“Because we are Muslims, we all accept Islam. They can negotiate but they can’t decide. As Muslims, we won’t accept it,” said Sadiq Mohammed Ali, a businessman who prays there.
“Sudanese people are Muslim,” Ali said. “We’ll die to protect Islam.”
Ali adds that if the former government made mistakes, they should correct them — not change the system altogether.
He argues that only an elected government has the power to do that, not the transitional one, which is meant to steer the country to elections in a few years.
“Any issue regarding the future direction of the country should be left to a government mandated by the people.”
“Any issue regarding the future direction of the country should be left to a government mandated by the people,” said professor Hassan Elhaj Ali Ahmed, political scientist at the University of Khartoum.
He argued that the transitional government is going down a slippery slope by trying to “de-Islamicize” the country so quickly.
“Are we going to see a complete overhaul of our education system? Our judicial system? Our economic system?” Ahmed said.

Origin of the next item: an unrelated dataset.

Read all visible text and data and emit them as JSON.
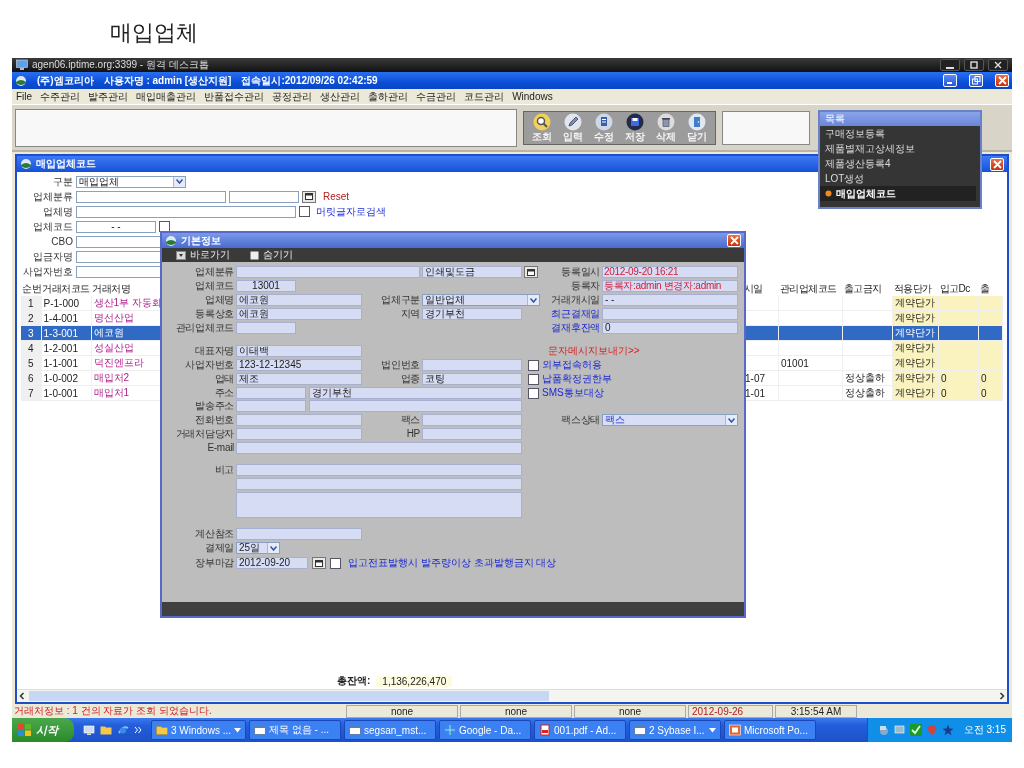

Indeed, since 2019, the new government has pushed fast-paced social, legal and economic reforms, taking the mass popular protests against Bashir as a mandate to uproot elements of his reign.
But Ahmed warns that if the government makes too many changes on social and identity issues, they risk a backlash from religious conservatives.
“We have some aspects of society where there is a great influence of religion still going on. And people in Sudan, significant people, are religious by nature,” he said.